As the race director of the Milwaukee Lakefront Marathon for 13 years, Kris Hinrichs has greeted thousands of runners at the finish line in Veteran's Park, handed them a medal, and helped them celebrate their achievement.
She'll celebrate one of her own on Saturday, when she runs her 100th marathon, on the Lakefront course from Grafton to Milwaukee. The girl who contracted polio and couldn't play sports as a child will reach a remarkable athletic pinnacle, surrounded by the friends she has made over two decades in Milwaukee's running community.
A Minnesota native, Hinrichs moved to the Milwaukee area in 1987, worked in public service as a village administrator in Thiensville and Hales Corners, and will retire in December, after 11 years as the Chief Court Administrator of the Milwaukee Municipal Court. She's also leaving her post as the Lakefront race director, after a conflict with the race sponsors, the Badgerland Striders.
The six-hour jaunt on Saturday will give Hinrichs, 59, time to reflect on her experiences, the people she's met and the impact she's had on the city's only marathon, one she nurtured from 1,000 runners to more than 3,000.
Hinrichs shared some of those thoughts in an interview ahead of her century run.
Ready for 100: "I think it's going to be great. I am just blessed to have people who are interested in it and who want to be a part of it. When I came here, I was married, but in 1992 I was divorced and I had no friends. I knew not a soul in this city. To think that not that many years later I'm going to have a bunch of people along that course who care about me is just amazing."
At the start: "I had been living here a long time by the time I got the marathon concept. I started going to Badgerland Striders Fun Runs, and a couple people I met there said you could do a marathon. I was inspired as a volunteer at the Lakefront Marathon. I volunteered at the finish line and saw them coming in. If all these guys in brown socks could run a marathon, I could run a marathon too. I didn't realize how fast those guys in the brown socks were. That got me thinking about it, that it's not an insurmountable goal. It's not easy, but as I've told many people many times, if it's in your heart, you can probably do it."
The 1994 Grandma's Marathon in Duluth was her first marathon, and Hinrichs kept up the pace for more than a decade before setting the 100 marathon goal.
The idea: We did the Catalina Islands Conservancy Marathon six years ago. It turned out that my training partner had broken her wrist and ankle the week before and couldn't run. I promised to take pictures for her and took 200 pictures. Your normally slower person got even slower.

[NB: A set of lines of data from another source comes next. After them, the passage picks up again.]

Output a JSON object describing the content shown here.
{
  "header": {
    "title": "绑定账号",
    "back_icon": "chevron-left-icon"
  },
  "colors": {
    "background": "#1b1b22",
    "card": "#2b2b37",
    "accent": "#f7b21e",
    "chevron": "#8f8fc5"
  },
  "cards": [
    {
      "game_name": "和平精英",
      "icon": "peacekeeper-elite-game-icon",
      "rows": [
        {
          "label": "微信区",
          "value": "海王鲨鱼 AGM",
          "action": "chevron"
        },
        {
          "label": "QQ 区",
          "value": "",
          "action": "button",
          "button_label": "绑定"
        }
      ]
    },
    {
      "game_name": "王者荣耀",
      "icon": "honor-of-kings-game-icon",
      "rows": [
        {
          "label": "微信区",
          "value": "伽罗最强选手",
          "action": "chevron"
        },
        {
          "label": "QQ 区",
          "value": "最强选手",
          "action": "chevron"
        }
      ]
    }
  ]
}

I got to spend a lot of time with me. I got to thinking about Paul Gionfriddo (who ran 100 marathons after age 65), and I decided could do 100 marathons before I was 60.
I don't even remember how many marathons I still had left to go. There are people in this world, that if you ask them to help you or to do something they want to know what it's going to involve, how much time it's going to take and who's going to be there to help them. I figure out how to do it."
Resignation: "I've accepted the fact that my interests and the interests of the management team are not the same as the interests of the Badgerland Striders. You love your company, your product and your team, but you and the owner are not on the same page. I've come to accept that. It's going to be sad not to be involved. If John Mueller (her successor) and his team aren't able to maintain the event at the same level we thought we did, that's going to be sad, but there's nothing we can do about it. Acceptance is the best word."
"The real part of it is that I believe that sooner or later we're going to open the newspaper and it will say that Rock 'n Roll adds a marathon in Milwaukee or the Brewers or Rock 'n Sole. To think we're going to be the only large metropolitan area without a big marathon and half marathon is naïve. It's going to happen. To continue to put that level of volunteer time into something that's vulnerable and you can't take the actions you think are needed to make it not vulnerable doesn't make any sense."
The rewards: "I think running has taught me... I've been a goal-oriented person, but the experience of running, especially longer distances proves that adage that every project is a failure in the middle. There's a time when things are going bad and you have to stick it out and finish. It's allowed me to do things I've never thought I could do, and I've made great friends."
Memories of running cross-country for the Slinger Owls motivated Tom Held to get his body moving again when he turned 30. Almost two decades later, he's still on the move. The 49-year-old bikes, runs and skis, and covers news for similarly active people as a freelance writer and blogger.
He spent 26 years as a daily news reporter, and applies that experience to dig out stories about athletes, races, endurance sports, fitness and self-propelled transportation. His work has appeared in Silent Sports Magazine, Wisconsin Trails and Cross-Country Skier.
Held lives in the Bay View neighborhood, where he counts being Dad to twin daughters part of his daily workout.